* [Data about app and page elements]:
^^^^^^^^

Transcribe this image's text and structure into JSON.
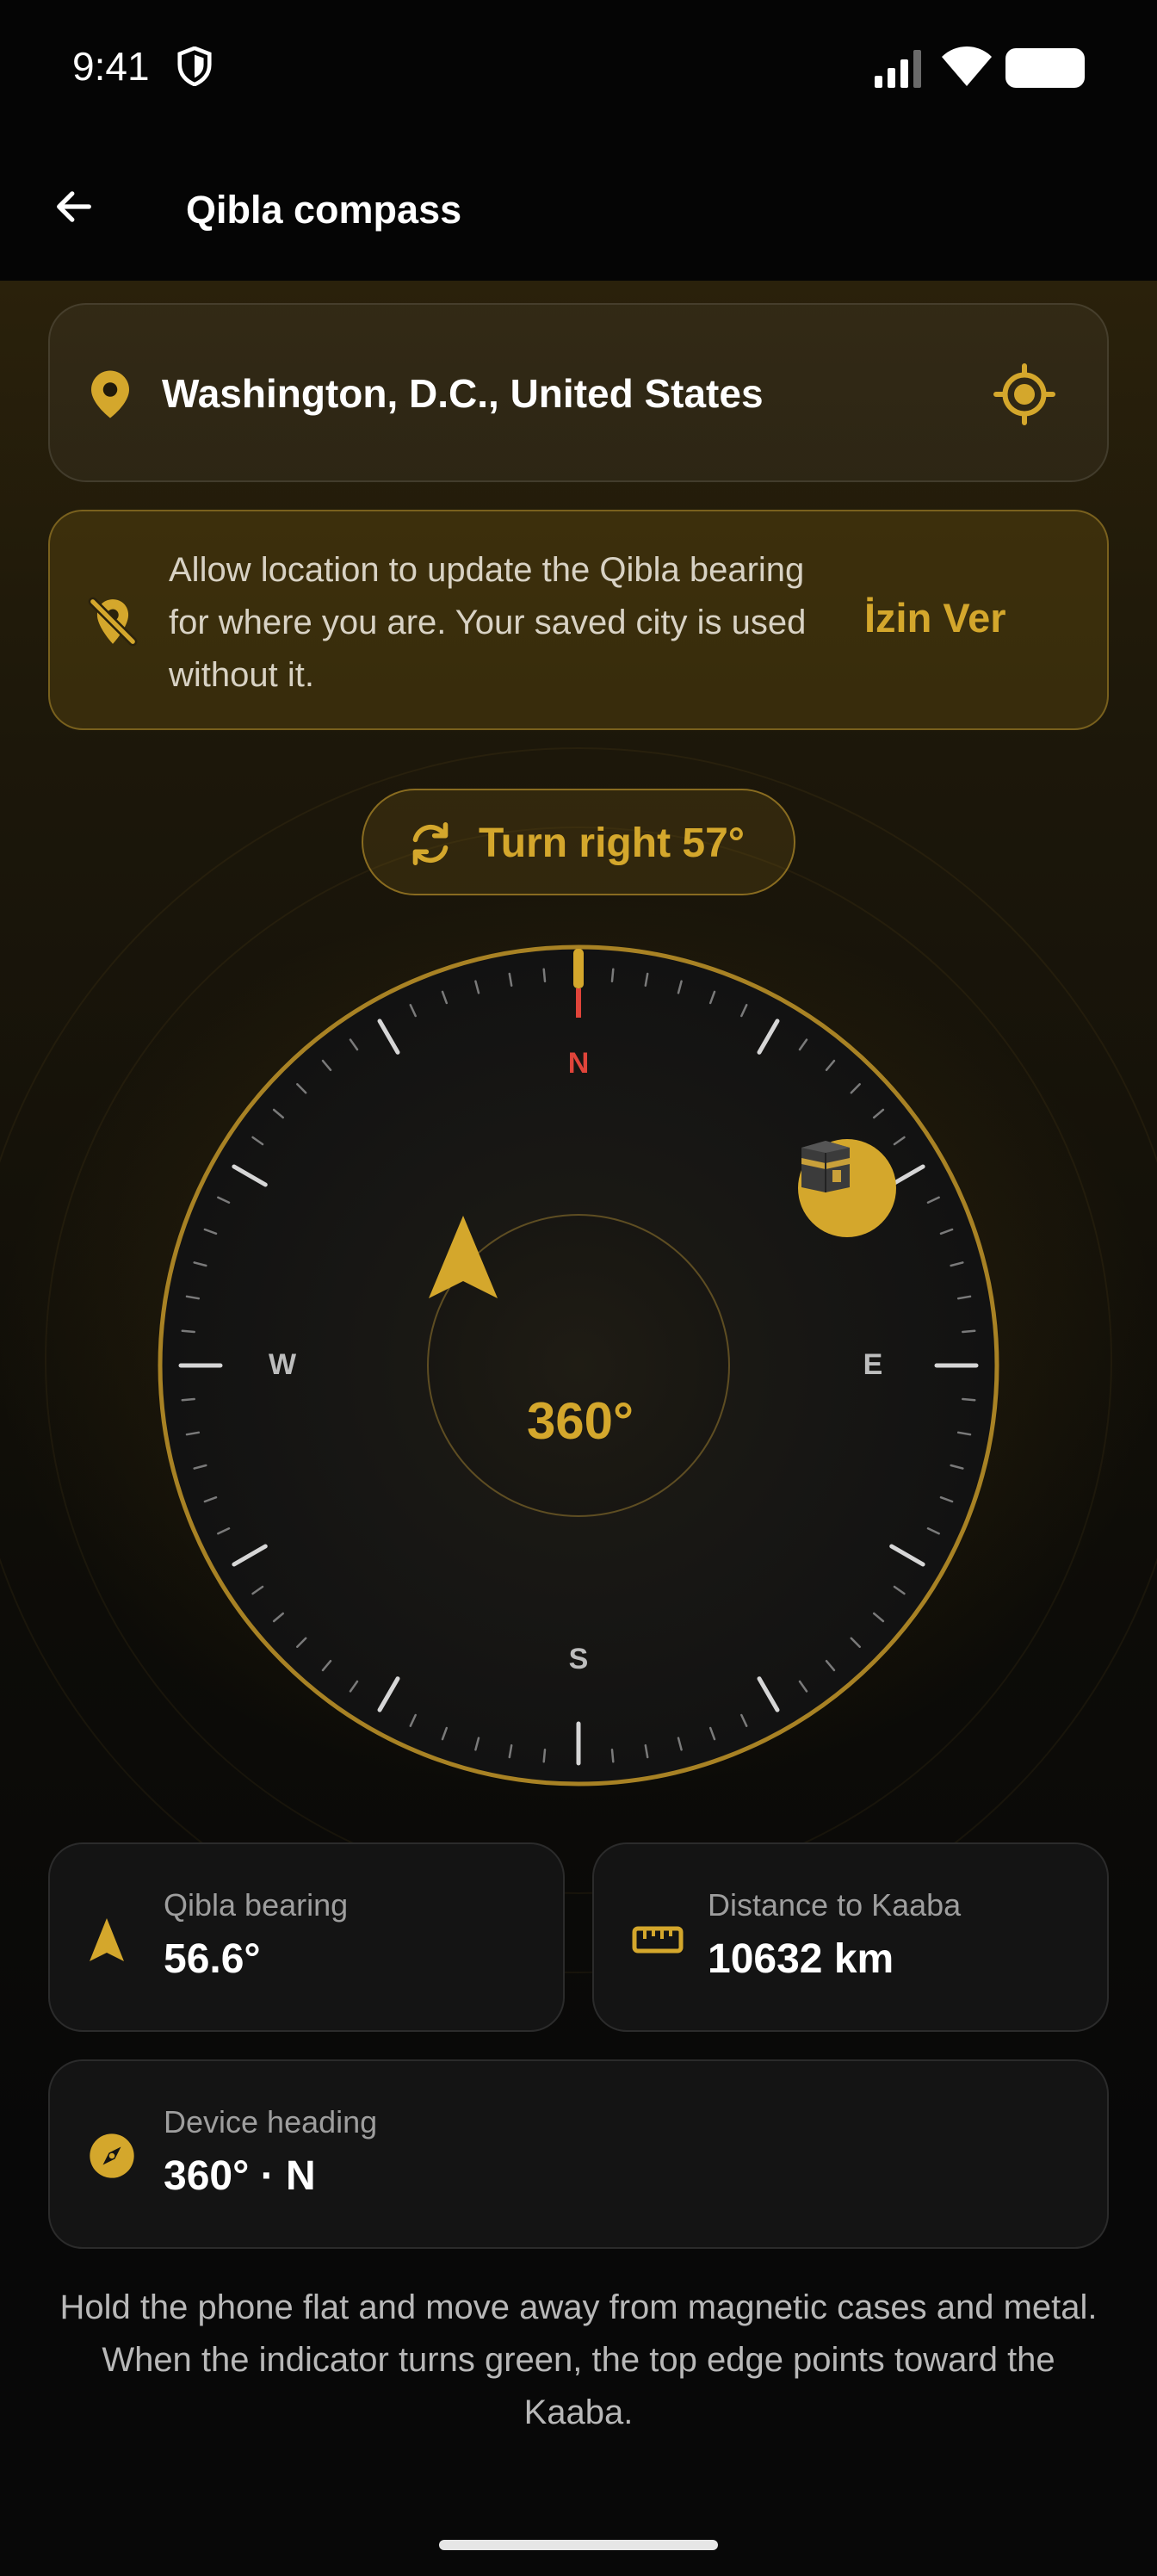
{
  "status_bar": {
    "time": "9:41"
  },
  "app_bar": {
    "title": "Qibla compass"
  },
  "location": {
    "city": "Washington, D.C., United States"
  },
  "permission_banner": {
    "text": "Allow location to update the Qibla bearing for where you are. Your saved city is used without it.",
    "button_label": "İzin Ver"
  },
  "turn_hint": {
    "text": "Turn right 57°"
  },
  "compass": {
    "north": "N",
    "east": "E",
    "south": "S",
    "west": "W",
    "heading_display": "360°",
    "qibla_bearing_deg": 56.6,
    "device_heading_deg": 360
  },
  "cards": {
    "qibla_bearing": {
      "label": "Qibla bearing",
      "value": "56.6°"
    },
    "distance": {
      "label": "Distance to Kaaba",
      "value": "10632 km"
    },
    "heading": {
      "label": "Device heading",
      "value": "360° · N"
    }
  },
  "hint": "Hold the phone flat and move away from magnetic cases and metal. When the indicator turns green, the top edge points toward the Kaaba.",
  "colors": {
    "accent": "#d4a72c",
    "north": "#e0443a",
    "background": "#080808"
  }
}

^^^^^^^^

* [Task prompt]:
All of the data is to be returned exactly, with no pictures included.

* [Solved problem]:
Transcribe this image's text and structure into JSON.
{
  "status_bar": {
    "time": "9:41"
  },
  "app_bar": {
    "title": "Qibla compass"
  },
  "location": {
    "city": "Washington, D.C., United States"
  },
  "permission_banner": {
    "text": "Allow location to update the Qibla bearing for where you are. Your saved city is used without it.",
    "button_label": "İzin Ver"
  },
  "turn_hint": {
    "text": "Turn right 57°"
  },
  "compass": {
    "north": "N",
    "east": "E",
    "south": "S",
    "west": "W",
    "heading_display": "360°",
    "qibla_bearing_deg": 56.6,
    "device_heading_deg": 360
  },
  "cards": {
    "qibla_bearing": {
      "label": "Qibla bearing",
      "value": "56.6°"
    },
    "distance": {
      "label": "Distance to Kaaba",
      "value": "10632 km"
    },
    "heading": {
      "label": "Device heading",
      "value": "360° · N"
    }
  },
  "hint": "Hold the phone flat and move away from magnetic cases and metal. When the indicator turns green, the top edge points toward the Kaaba.",
  "colors": {
    "accent": "#d4a72c",
    "north": "#e0443a",
    "background": "#080808"
  }
}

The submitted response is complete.